- **INSTRUCTIONS TO FOLLOW**
The answer is all of the entries below, repeated exactly and free of pictures.

- **MATERIAL TO PROCESS**
_ _ _ _ _ _ _

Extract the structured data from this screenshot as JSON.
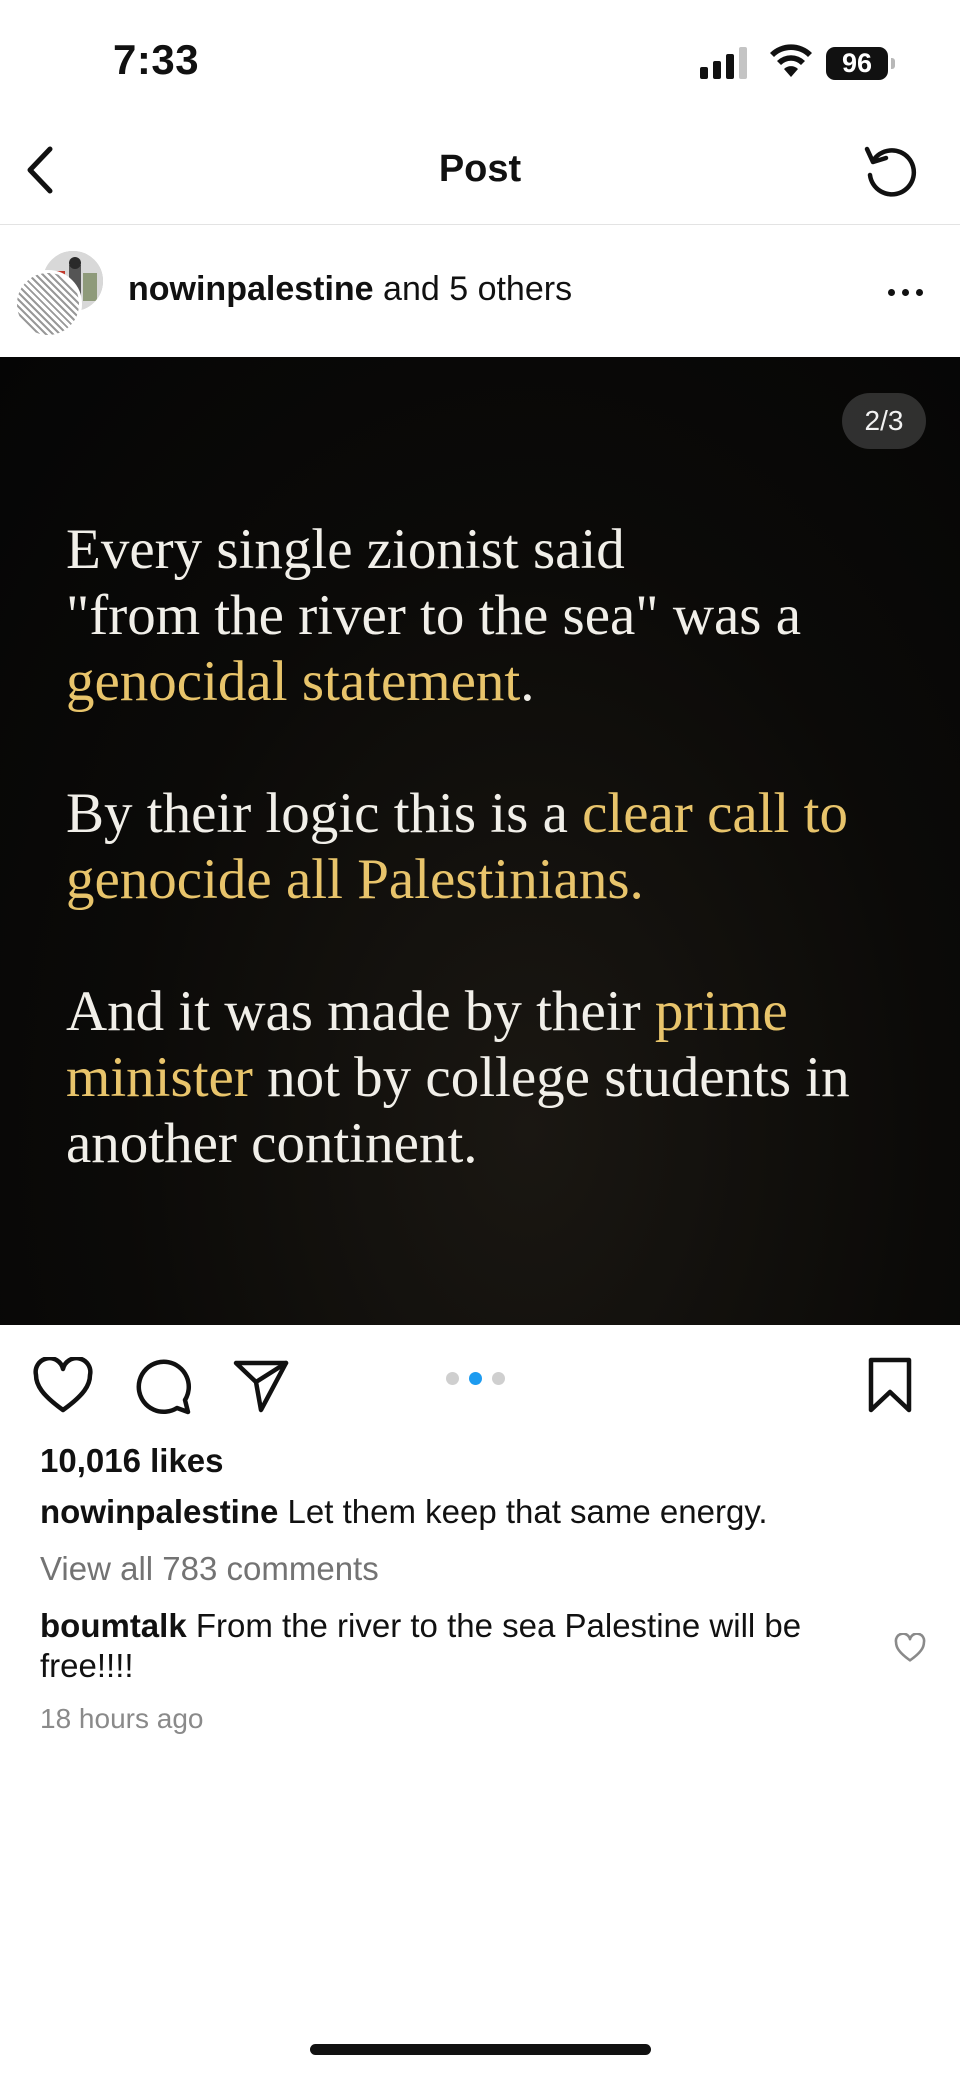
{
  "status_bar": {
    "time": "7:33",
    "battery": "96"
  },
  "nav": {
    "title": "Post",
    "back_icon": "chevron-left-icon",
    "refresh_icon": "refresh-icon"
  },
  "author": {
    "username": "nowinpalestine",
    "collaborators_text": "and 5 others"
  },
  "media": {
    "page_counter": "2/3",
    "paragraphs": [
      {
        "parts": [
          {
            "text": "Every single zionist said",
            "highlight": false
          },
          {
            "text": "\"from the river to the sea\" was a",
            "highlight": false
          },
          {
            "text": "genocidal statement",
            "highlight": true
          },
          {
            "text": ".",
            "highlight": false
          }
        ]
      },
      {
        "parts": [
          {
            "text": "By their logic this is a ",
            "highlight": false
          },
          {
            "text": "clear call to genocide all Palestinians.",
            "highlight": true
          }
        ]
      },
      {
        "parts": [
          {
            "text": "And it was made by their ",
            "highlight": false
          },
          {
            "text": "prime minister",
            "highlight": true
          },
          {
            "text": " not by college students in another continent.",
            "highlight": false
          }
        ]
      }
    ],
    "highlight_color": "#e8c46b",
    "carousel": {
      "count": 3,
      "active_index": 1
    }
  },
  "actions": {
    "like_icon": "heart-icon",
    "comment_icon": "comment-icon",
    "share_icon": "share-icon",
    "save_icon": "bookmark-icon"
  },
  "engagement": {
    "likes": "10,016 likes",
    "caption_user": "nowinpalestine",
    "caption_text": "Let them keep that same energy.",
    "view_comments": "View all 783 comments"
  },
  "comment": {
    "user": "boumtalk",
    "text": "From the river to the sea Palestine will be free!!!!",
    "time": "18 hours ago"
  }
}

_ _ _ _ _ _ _

- **OUTPUT FOR THIS TASK**
Extract the structured data from this screenshot as JSON.
{
  "status_bar": {
    "time": "7:33",
    "battery": "96"
  },
  "nav": {
    "title": "Post",
    "back_icon": "chevron-left-icon",
    "refresh_icon": "refresh-icon"
  },
  "author": {
    "username": "nowinpalestine",
    "collaborators_text": "and 5 others"
  },
  "media": {
    "page_counter": "2/3",
    "paragraphs": [
      {
        "parts": [
          {
            "text": "Every single zionist said",
            "highlight": false
          },
          {
            "text": "\"from the river to the sea\" was a",
            "highlight": false
          },
          {
            "text": "genocidal statement",
            "highlight": true
          },
          {
            "text": ".",
            "highlight": false
          }
        ]
      },
      {
        "parts": [
          {
            "text": "By their logic this is a ",
            "highlight": false
          },
          {
            "text": "clear call to genocide all Palestinians.",
            "highlight": true
          }
        ]
      },
      {
        "parts": [
          {
            "text": "And it was made by their ",
            "highlight": false
          },
          {
            "text": "prime minister",
            "highlight": true
          },
          {
            "text": " not by college students in another continent.",
            "highlight": false
          }
        ]
      }
    ],
    "highlight_color": "#e8c46b",
    "carousel": {
      "count": 3,
      "active_index": 1
    }
  },
  "actions": {
    "like_icon": "heart-icon",
    "comment_icon": "comment-icon",
    "share_icon": "share-icon",
    "save_icon": "bookmark-icon"
  },
  "engagement": {
    "likes": "10,016 likes",
    "caption_user": "nowinpalestine",
    "caption_text": "Let them keep that same energy.",
    "view_comments": "View all 783 comments"
  },
  "comment": {
    "user": "boumtalk",
    "text": "From the river to the sea Palestine will be free!!!!",
    "time": "18 hours ago"
  }
}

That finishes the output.